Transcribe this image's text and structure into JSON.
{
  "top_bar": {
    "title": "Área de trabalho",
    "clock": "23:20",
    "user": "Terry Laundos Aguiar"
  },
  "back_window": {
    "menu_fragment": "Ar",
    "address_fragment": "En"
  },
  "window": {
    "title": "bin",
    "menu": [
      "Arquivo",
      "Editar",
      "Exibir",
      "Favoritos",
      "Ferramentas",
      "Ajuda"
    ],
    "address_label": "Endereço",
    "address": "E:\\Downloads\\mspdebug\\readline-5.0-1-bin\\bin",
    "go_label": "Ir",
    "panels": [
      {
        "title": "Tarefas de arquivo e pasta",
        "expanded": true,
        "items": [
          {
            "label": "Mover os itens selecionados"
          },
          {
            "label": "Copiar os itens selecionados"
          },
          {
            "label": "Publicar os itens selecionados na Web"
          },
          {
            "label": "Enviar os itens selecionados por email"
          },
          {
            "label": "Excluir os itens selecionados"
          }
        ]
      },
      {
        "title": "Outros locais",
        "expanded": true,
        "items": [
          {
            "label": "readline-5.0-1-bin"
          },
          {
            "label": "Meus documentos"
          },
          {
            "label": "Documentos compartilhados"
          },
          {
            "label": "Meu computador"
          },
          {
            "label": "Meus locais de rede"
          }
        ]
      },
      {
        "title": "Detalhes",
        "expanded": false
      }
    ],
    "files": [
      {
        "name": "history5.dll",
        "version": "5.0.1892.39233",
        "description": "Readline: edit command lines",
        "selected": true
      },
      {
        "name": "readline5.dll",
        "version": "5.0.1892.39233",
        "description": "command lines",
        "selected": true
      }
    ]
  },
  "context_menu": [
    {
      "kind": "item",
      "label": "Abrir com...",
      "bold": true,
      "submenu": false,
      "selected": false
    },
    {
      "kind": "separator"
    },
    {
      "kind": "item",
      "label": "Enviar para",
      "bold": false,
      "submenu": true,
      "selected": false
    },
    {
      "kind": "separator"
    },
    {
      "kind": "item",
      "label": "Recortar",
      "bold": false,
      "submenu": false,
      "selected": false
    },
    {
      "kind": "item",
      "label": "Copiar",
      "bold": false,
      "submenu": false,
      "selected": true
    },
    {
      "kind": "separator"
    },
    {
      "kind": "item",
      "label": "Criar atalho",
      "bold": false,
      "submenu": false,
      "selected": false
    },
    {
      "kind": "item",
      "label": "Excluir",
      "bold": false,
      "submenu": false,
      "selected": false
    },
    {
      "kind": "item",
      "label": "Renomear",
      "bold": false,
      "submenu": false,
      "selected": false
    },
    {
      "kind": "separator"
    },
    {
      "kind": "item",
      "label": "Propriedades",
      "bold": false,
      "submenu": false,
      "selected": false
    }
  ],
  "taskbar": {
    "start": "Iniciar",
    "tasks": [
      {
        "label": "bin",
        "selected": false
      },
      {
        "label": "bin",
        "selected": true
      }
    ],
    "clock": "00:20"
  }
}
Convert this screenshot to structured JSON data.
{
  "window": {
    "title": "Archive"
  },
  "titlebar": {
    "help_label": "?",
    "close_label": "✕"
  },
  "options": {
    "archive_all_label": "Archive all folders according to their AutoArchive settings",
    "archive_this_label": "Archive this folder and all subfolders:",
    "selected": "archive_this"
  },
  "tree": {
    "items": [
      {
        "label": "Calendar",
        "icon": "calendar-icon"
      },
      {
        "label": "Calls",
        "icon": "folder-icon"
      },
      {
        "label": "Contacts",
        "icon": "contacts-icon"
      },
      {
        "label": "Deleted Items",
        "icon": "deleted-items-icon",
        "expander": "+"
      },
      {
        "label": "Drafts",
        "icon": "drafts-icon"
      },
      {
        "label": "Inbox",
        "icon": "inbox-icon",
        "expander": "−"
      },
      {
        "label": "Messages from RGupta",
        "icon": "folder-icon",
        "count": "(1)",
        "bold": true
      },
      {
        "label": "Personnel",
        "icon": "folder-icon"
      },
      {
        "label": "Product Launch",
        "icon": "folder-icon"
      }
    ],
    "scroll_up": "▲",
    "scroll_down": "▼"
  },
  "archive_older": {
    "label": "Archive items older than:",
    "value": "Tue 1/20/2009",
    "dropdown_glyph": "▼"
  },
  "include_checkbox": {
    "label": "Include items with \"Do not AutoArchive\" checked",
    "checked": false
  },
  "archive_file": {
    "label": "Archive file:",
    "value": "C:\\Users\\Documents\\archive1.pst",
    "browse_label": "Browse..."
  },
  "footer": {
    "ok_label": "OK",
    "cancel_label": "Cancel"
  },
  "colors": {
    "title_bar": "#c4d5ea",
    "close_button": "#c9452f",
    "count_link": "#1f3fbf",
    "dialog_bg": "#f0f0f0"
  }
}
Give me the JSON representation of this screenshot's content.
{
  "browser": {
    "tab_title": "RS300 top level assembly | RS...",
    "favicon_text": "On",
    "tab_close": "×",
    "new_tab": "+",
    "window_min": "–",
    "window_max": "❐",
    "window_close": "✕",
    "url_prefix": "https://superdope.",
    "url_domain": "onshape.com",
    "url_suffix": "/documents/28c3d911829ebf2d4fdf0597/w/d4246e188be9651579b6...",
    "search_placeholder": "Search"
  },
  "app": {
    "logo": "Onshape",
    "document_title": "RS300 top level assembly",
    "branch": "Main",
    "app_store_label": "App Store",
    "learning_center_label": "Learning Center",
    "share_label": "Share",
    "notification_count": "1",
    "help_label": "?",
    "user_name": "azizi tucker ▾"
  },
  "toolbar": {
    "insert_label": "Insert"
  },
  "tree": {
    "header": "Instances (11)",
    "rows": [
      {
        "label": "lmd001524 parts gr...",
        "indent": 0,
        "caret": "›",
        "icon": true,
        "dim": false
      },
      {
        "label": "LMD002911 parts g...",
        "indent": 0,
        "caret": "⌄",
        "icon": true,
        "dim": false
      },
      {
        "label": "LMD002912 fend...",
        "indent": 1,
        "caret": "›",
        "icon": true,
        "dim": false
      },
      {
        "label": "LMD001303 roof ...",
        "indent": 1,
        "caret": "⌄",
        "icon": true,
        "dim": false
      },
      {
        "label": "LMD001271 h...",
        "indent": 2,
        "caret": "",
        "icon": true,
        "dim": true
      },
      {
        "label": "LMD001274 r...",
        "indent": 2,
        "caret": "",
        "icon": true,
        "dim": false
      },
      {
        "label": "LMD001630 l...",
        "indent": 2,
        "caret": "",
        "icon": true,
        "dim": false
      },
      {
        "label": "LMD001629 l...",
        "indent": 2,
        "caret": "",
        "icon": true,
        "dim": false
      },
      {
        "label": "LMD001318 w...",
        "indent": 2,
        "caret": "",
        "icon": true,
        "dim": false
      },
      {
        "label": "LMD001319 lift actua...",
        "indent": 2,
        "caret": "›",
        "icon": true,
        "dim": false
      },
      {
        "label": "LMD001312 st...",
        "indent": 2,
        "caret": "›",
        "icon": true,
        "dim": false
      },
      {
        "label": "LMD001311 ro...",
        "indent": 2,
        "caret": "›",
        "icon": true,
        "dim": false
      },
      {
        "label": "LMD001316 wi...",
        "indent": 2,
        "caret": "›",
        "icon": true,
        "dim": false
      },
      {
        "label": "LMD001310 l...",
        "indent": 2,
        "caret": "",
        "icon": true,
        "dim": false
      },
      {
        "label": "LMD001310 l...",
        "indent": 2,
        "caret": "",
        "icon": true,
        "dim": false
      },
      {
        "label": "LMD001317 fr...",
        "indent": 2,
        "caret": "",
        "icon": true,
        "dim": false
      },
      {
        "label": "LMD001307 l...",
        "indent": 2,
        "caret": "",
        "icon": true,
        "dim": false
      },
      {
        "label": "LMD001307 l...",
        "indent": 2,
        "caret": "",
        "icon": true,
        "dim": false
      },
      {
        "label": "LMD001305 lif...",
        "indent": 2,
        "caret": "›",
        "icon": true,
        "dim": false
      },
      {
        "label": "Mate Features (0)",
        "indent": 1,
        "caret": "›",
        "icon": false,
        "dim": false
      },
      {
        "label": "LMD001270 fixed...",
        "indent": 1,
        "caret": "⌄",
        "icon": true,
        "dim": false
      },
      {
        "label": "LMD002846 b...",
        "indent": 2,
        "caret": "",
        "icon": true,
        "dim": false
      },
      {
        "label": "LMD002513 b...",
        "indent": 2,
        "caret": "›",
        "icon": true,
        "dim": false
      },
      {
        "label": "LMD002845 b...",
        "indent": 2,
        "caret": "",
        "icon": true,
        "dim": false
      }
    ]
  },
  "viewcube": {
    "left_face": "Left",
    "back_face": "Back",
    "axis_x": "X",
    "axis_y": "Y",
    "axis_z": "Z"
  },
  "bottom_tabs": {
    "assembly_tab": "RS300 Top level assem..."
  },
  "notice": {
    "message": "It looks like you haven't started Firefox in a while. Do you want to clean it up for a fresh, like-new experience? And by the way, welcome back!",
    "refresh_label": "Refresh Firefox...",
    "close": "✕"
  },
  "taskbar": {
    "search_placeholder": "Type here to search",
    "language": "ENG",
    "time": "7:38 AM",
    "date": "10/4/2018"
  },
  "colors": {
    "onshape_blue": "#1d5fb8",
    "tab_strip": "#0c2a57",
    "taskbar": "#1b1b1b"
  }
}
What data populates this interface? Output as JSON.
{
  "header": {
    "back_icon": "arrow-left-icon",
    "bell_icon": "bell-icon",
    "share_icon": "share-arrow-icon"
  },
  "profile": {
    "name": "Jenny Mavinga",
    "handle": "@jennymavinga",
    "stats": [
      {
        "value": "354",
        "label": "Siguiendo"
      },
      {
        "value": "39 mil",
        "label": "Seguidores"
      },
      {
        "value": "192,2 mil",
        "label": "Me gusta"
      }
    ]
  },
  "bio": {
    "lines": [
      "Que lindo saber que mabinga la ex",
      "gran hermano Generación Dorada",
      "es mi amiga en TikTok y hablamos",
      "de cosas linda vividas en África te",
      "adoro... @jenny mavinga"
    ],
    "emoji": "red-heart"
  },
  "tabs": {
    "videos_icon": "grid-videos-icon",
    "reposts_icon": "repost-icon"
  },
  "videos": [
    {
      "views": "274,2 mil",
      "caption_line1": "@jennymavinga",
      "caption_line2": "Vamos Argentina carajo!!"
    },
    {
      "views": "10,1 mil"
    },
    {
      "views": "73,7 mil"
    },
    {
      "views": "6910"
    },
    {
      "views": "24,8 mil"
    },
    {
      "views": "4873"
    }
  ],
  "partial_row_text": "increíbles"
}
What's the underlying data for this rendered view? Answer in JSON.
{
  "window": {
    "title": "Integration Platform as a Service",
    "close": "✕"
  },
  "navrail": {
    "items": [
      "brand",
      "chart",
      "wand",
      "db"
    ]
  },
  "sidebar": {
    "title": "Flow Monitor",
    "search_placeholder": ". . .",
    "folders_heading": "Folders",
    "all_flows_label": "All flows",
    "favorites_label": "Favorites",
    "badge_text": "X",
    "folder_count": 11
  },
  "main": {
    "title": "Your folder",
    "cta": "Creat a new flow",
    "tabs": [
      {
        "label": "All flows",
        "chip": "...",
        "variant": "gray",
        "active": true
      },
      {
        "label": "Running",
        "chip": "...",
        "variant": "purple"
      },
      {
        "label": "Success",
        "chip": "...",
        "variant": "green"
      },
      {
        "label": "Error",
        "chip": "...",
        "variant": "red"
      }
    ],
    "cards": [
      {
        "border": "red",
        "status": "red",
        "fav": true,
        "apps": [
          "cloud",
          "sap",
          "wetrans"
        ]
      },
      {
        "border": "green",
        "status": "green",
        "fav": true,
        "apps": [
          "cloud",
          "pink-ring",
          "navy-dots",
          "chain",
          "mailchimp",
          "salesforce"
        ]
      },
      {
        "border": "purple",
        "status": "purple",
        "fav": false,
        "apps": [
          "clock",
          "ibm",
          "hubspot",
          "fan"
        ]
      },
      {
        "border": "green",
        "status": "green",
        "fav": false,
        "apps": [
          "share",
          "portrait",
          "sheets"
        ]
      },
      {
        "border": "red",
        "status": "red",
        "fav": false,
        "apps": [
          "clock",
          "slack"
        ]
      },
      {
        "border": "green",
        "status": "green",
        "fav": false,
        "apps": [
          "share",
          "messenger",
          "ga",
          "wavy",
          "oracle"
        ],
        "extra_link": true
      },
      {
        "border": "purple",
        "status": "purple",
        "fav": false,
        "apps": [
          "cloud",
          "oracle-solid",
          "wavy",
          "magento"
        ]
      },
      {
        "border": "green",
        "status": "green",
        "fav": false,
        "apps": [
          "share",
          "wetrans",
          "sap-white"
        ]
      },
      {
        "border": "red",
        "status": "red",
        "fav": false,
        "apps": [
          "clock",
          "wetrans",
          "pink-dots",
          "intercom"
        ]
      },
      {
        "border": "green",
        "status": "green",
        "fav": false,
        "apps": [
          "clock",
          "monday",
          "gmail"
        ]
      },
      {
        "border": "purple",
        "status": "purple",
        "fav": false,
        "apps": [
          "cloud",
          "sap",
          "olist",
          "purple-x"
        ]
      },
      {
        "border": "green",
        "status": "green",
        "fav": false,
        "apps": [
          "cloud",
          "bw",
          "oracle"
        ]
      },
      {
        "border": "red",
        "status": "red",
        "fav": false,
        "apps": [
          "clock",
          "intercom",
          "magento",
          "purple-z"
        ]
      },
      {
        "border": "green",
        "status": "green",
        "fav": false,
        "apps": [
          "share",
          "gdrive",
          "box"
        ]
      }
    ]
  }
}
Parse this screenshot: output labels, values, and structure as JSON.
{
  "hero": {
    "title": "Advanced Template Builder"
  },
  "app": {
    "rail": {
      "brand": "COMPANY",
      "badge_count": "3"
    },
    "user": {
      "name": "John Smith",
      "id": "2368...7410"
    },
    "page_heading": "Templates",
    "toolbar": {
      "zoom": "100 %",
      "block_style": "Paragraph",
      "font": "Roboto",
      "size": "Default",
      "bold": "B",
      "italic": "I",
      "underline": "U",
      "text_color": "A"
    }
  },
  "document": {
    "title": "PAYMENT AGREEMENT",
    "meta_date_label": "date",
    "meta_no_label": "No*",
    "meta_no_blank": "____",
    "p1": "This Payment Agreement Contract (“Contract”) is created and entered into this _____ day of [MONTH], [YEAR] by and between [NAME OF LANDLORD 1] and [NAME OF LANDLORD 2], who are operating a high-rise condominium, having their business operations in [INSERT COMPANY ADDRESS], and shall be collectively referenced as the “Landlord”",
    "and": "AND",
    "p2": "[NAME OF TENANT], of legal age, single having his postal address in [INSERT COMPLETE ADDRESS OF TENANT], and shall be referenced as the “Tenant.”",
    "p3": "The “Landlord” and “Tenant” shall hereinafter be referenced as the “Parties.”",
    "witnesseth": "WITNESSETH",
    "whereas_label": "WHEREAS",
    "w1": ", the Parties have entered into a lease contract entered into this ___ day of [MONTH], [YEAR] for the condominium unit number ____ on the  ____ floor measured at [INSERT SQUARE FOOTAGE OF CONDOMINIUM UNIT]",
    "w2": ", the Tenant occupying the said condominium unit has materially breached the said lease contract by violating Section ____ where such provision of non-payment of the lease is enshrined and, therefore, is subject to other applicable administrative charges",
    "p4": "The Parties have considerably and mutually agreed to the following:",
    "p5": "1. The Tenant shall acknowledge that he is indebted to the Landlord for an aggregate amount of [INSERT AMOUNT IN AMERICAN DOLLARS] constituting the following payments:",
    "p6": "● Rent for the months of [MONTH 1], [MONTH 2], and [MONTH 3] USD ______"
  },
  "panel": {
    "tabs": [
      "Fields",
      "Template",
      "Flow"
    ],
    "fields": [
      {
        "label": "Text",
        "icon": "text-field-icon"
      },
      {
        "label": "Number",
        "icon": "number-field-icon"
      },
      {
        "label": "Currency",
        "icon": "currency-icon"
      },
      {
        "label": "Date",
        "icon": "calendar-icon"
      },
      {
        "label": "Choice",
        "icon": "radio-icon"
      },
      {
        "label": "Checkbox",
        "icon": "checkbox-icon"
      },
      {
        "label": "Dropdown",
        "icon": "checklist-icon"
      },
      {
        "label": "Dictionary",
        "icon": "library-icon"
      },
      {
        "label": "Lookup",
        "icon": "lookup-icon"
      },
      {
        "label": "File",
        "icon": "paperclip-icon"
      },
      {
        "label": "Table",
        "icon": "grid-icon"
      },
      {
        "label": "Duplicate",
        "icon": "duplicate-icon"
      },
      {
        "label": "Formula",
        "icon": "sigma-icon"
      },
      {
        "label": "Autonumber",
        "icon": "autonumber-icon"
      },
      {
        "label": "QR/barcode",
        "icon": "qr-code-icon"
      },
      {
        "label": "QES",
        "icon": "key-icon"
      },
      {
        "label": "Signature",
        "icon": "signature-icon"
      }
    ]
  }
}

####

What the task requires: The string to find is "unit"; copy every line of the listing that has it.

Answer for the task:
    "w1": ", the Parties have entered into a lease contract entered into this ___ day of [MONTH], [YEAR] for the condominium unit number ____ on the  ____ floor measured at [INSERT SQUARE FOOTAGE OF CONDOMINIUM UNIT]",
    "w2": ", the Tenant occupying the said condominium unit has materially breached the said lease contract by violating Section ____ where such provision of non-payment of the lease is enshrined and, therefore, is subject to other applicable administrative charges",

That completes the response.